6 economic power structure of today not of It must come closer to becoming a central bank of the world, with power to issue world currency and regulatory authority over the financial systems of the world. Rethinking on the Relative Roles of State and Markets The Conference underscored the role of public investment, strategic national trade and industrial policies and agricultural and services sectors policies in the light of development experiences available from developed countries, newly industrialized countries in Asia and others. The case of selective and time bound infant industry promotion and protection is now well established besides interventions for building technological capabilities by promoting R&D activity, appropriate IPR regimes and selective approaches to foreign direct investment. In the light of these, there is need to redefine the conditionalities imposed by the Bretton Woods Institutions as a part of the structural adjustment programmes that have tended to emphasize the role of markets and liberalisation of trade and investment policies under the socalled Washington Consensus. The multilateral trade negotiations ***** RIS Policy Briefs should also take into account the need for policy space for developing countries in the negotiating proposals and incorporate them in special and differential treatment programmes adequately. Collaboration and Coordination among Think-Tanks on Global Developmental Issues The conference felt that a closer and sustained academic collaboration among think tanks of the South on global economic issues is imperative to help translating visionary ideas into practical policy prescriptions.

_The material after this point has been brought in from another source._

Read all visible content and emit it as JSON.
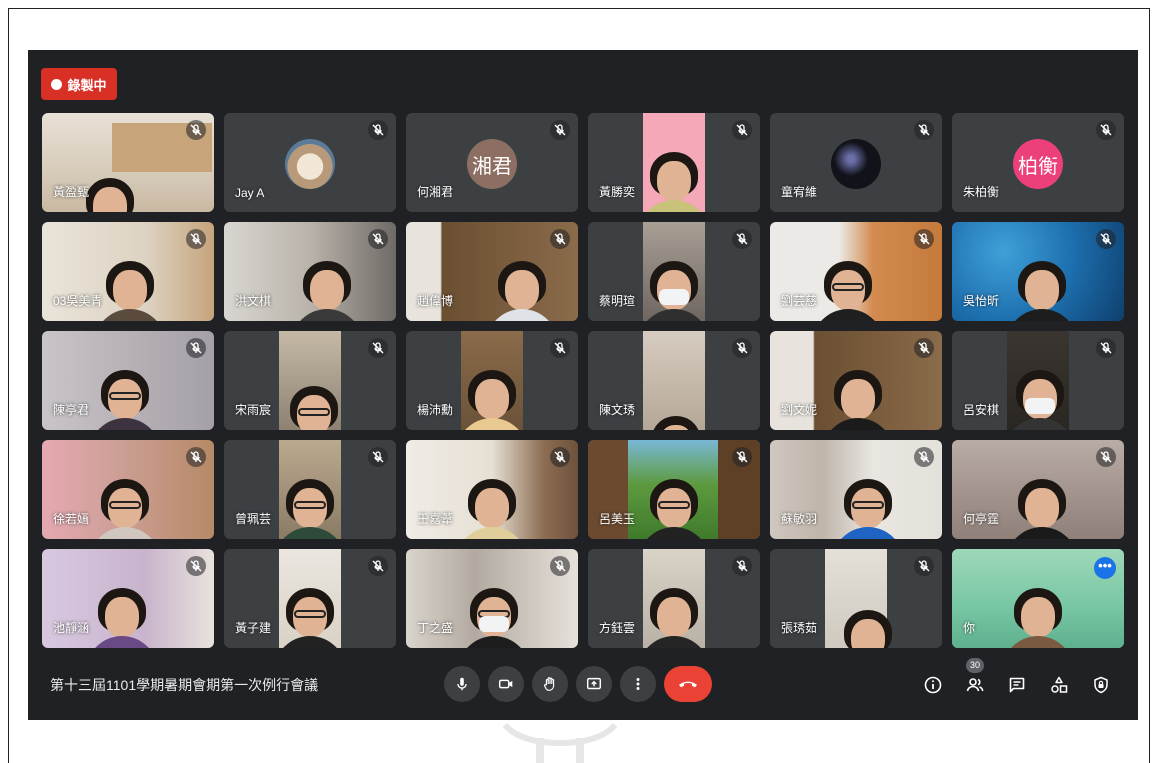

To this end, policy-training and capacity-building in research among the Southern think-tanks would be crucial. This could be envisaged as a part of wider efforts to cooperate in terms of sharing of developmental experiences, including the responses to crisis, understanding the transmission mechanisms and crisis-prevention in future. This would also give an opportunity to build on the existing cultural linkages across the developing world. Hopefully, these efforts would make the world economically more equitable and sustainable in future. Towards this goal, imperatives of designing a Southern Consensus on a new development paradigm cannot be overemphasised. #40 Reforming the Bretton Woods System for Inclusive Development and Democratic Global Governance December 2008 #39 IBSA Partnership for Shared Prosperity and Inclusive Globalization-Report of Third IBSA Summit Academic Forum December 2008 #38 Deepening Regional Cooperation in the Bay of Bengal: Agenda of the BIMSTEC Summit, November 2008 #37 Emerging Aid Architecture: Tightening the Conditionalities? July 2008 #36 Back to the Drawing Board: No Basis for Concluding the Doha Round of Negotiations, April 2008 #35 Building a Development-Friendly World Trading System, March 2008 #34 Towards a Global Compact for Managing Climate Change, March 2008 #33 Broader Regional Economic Integration in Asia: An Agenda for the East Asia Summit Report of the RIS-ISEAS-IDE Sixth High-Level Conference on Asian Economic Integration, November #32 Strengthening International Competitiveness in Knowledge-based Industries: A Strategic Approach, August Policy research to shape the international development agenda RIS Reports, Discussion Papers, Policy Briefs, New Asia Monitor and RIS Diary are available at RIS Website: RIS Research and Information System for Developing Countries Core IV-B, Fourth Floor India Habitat Centre Lodhi Road, New Delhi , India. Ph Fax: Websites: RIS Policy Briefs # 41